Yesterday I finally saw The Dark Knight, apparently one of the last people to do so since its release just a couple of weeks ago. The media coverage of the film, along with the tragically real Heath Ledger connection, reached new heights of absurdity, but in this case I surprise myself by finding it warranted. This is the first comic book movie I've seen in which the niftiness factor and the visual artistry took a back seat to the sheer evil of the villain; it is the first one I've seen that transcended camp and succeeded in being genuinely disturbing. This Joker is a reasonable pop psychological depiction of true psychopathy, as opposed to more conventional forms of villainy stemming from ambition, greed, or even the lust for domination. This Joker desires mayhem for its own sake and revels in the infliction of pain; as he convincingly states, the one thing human beings cannot tolerate in their interpersonal understanding is chaos, which is the ultimate inscrutability. What we cannot stand above all is an absence of pattern. This Joker is all surface and no core, and we are given no traumatic biography to account for his nature: it just is. As in the case of Iago, we are deprived of the comfort of (supposed) explanation.
Is psychopathy, like suicide, one of the unique risks of consciousness? Do other primate species have anything corresponding to psychopathy? No celebrity watcher, I know nothing about Heath Ledger (I never even saw Brokeback Mountain), but one can't help but speculate that playing that Joker could prove the last straw for someone laboring under a particular psychological burden.

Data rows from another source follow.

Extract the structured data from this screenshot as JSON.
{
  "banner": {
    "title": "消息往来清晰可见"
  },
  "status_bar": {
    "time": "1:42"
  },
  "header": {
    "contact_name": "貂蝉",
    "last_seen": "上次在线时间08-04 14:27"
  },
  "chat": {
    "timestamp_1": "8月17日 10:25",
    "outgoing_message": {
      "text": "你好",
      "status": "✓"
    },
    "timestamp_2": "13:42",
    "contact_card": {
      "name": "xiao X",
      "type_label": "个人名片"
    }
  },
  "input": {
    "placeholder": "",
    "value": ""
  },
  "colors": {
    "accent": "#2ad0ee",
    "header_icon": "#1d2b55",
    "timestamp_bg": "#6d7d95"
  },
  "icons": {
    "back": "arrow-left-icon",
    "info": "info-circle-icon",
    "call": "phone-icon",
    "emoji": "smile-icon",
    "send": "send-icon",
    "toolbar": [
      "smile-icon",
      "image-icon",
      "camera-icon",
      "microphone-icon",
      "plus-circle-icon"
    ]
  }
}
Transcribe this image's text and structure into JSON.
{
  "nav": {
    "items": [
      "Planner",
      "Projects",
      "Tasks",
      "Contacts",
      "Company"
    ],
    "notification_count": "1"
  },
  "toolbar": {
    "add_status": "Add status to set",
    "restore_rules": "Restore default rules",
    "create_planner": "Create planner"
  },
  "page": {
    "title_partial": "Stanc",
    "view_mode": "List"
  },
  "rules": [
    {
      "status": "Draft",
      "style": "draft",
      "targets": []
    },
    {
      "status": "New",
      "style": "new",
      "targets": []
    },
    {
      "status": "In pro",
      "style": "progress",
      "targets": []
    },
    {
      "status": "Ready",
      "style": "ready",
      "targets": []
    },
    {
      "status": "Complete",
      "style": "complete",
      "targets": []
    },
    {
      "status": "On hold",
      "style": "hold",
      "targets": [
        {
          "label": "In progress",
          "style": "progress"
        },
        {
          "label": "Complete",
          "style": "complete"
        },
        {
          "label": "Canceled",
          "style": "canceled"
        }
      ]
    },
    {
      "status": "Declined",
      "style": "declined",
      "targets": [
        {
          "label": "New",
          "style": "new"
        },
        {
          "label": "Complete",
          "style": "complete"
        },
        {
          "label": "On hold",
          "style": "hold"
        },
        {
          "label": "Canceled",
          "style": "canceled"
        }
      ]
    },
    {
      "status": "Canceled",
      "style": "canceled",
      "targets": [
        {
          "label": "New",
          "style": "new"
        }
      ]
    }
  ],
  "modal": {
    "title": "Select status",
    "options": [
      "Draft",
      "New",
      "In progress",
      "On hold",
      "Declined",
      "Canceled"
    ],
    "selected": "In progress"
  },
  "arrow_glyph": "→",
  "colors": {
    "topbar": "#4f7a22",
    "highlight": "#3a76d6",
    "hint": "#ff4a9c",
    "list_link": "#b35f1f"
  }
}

Back in the real world, in China, chaos erupted on an individual scale despite unprecedented measures to ensure total order and predictability. I have no idea why the Chinese man in question, described as a 47-year-old factory worker who was divorced and apparently without a current permanent address, fatally stabbed an American (the father-in-law of the men's volleyball coach) and then leaped to his own death. Was he depressed and angry, or disgruntled, or paranoid and delusional? It goes to show that the potential for chaos, however remote, is the price of freedom. Certainly cultures, as much as individuals, vary in their tolerance of chaos.